Benefits include 22 days of paid vacation, the use of personal electronic devices for district work and membership dues for the Colorado Association of School Executives, the American Association of School Administrators, Rotary International and other organizations approved by the board.
Prior to October of each year the board is required to meet with the superintendent to discuss goals and objectives for the school year, which will be put in writing and used for his evaluation. The board is responsible for meeting at least twice a year with the superintendent to discuss his performance under those metrics. Evaluations will be held in executive session.
The school board decided not to evaluate Munn last year due to disruptions from the pandemic, according to reporting from Chalkbeat Colorado, which he formally objected to.
The contract can be terminated by mutual agreement. The board can also fire the superintendent for cause or can terminate the contract with a severance payment, which is over $200,000 if the termination is within one year.
The board operates under a policy governance framework, which gives the superintendent broad latitude over the day-to-day operations of the school district. The board is responsible for setting policies to determine district outcomes and then evaluating the superintendent based on whether they achieved.

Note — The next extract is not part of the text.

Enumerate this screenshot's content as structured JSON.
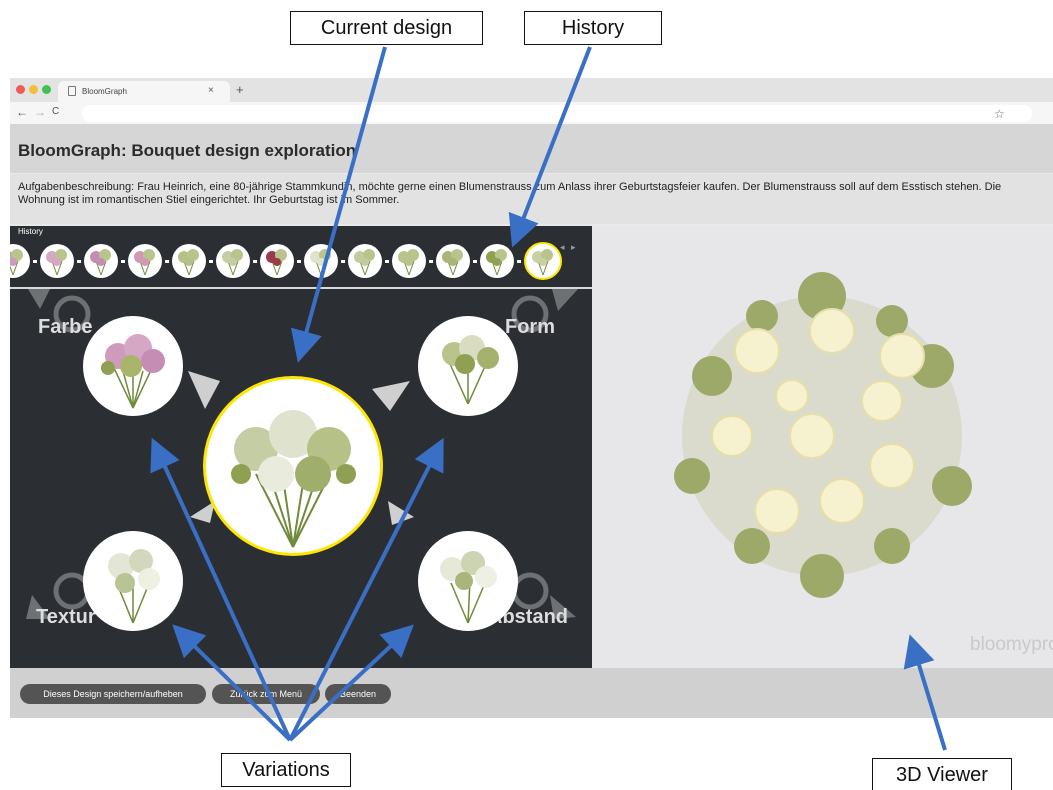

This was a point of contention at times during Munn’s tenure, particularly during the pandemic. The board at times struggled to focus on evaluating the district’s goals and did not always understand what authority remained with them and what was the superintendent’s.
“As long as the Superintendent uses any reasonable interpretation of the Board’s District Goals and Executive Limitations policies, the Superintendent is authorized to establish all further policies, make all decisions, take all actions, establish all practices, and pursue all activities,” Giles’ contract reads.
The board voted at an April meeting to slightly modify the superintendent’s job description, increasing to 25% the portion of the role that is intended to go towards assuming “administrative responsibility, accountability and leadership for achieving the district’s goals as adopted by the Board.”